### PROBLEM REQUIREMENTS
Pull out every line of the listing below where "java" appears.

### DATASET

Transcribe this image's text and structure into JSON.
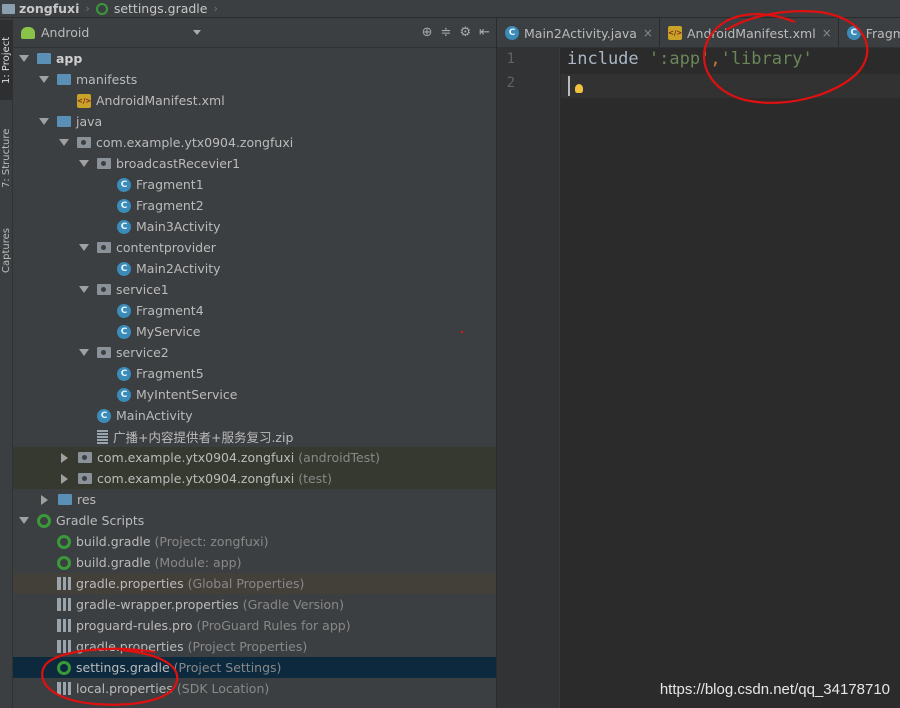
{
  "breadcrumb": {
    "project": "zongfuxi",
    "file": "settings.gradle"
  },
  "left_strip": {
    "tab1": "1: Project",
    "tab2": "7: Structure",
    "tab3": "Captures"
  },
  "panel": {
    "view_mode": "Android"
  },
  "tree": [
    {
      "label": "app",
      "icon": "folder-blue",
      "arrow": "down",
      "bold": true
    },
    {
      "label": "manifests",
      "icon": "folder-blue",
      "arrow": "down"
    },
    {
      "label": "AndroidManifest.xml",
      "icon": "xml"
    },
    {
      "label": "java",
      "icon": "folder-blue",
      "arrow": "down"
    },
    {
      "label": "com.example.ytx0904.zongfuxi",
      "icon": "folder-gray",
      "arrow": "down"
    },
    {
      "label": "broadcastRecevier1",
      "icon": "folder-gray",
      "arrow": "down"
    },
    {
      "label": "Fragment1",
      "icon": "class-c"
    },
    {
      "label": "Fragment2",
      "icon": "class-c"
    },
    {
      "label": "Main3Activity",
      "icon": "class-c"
    },
    {
      "label": "contentprovider",
      "icon": "folder-gray",
      "arrow": "down"
    },
    {
      "label": "Main2Activity",
      "icon": "class-c"
    },
    {
      "label": "service1",
      "icon": "folder-gray",
      "arrow": "down"
    },
    {
      "label": "Fragment4",
      "icon": "class-c"
    },
    {
      "label": "MyService",
      "icon": "class-c"
    },
    {
      "label": "service2",
      "icon": "folder-gray",
      "arrow": "down"
    },
    {
      "label": "Fragment5",
      "icon": "class-c"
    },
    {
      "label": "MyIntentService",
      "icon": "class-c"
    },
    {
      "label": "MainActivity",
      "icon": "class-c"
    },
    {
      "label": "广播+内容提供者+服务复习.zip",
      "icon": "zip"
    },
    {
      "label": "com.example.ytx0904.zongfuxi",
      "hint": "(androidTest)",
      "icon": "folder-gray",
      "arrow": "right"
    },
    {
      "label": "com.example.ytx0904.zongfuxi",
      "hint": "(test)",
      "icon": "folder-gray",
      "arrow": "right"
    },
    {
      "label": "res",
      "icon": "folder-blue",
      "arrow": "right"
    },
    {
      "label": "Gradle Scripts",
      "icon": "gradle-main",
      "arrow": "down"
    },
    {
      "label": "build.gradle",
      "hint": "(Project: zongfuxi)",
      "icon": "gradle"
    },
    {
      "label": "build.gradle",
      "hint": "(Module: app)",
      "icon": "gradle"
    },
    {
      "label": "gradle.properties",
      "hint": "(Global Properties)",
      "icon": "props"
    },
    {
      "label": "gradle-wrapper.properties",
      "hint": "(Gradle Version)",
      "icon": "props"
    },
    {
      "label": "proguard-rules.pro",
      "hint": "(ProGuard Rules for app)",
      "icon": "props"
    },
    {
      "label": "gradle.properties",
      "hint": "(Project Properties)",
      "icon": "props"
    },
    {
      "label": "settings.gradle",
      "hint": "(Project Settings)",
      "icon": "gradle"
    },
    {
      "label": "local.properties",
      "hint": "(SDK Location)",
      "icon": "props"
    }
  ],
  "tabs": [
    {
      "label": "Main2Activity.java",
      "icon": "class-c"
    },
    {
      "label": "AndroidManifest.xml",
      "icon": "xml"
    },
    {
      "label": "Fragment",
      "icon": "class-c"
    }
  ],
  "editor": {
    "line_numbers": [
      "1",
      "2"
    ],
    "code": {
      "keyword": "include",
      "arg1": "':app'",
      "comma": ",",
      "arg2": "'library'"
    }
  },
  "watermark": "https://blog.csdn.net/qq_34178710",
  "colors": {
    "annotation": "#e01010",
    "selection": "#0d293e"
  }
}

### EXERCISE SOLUTION
      "label": "java",
      "label": "Main2Activity.java",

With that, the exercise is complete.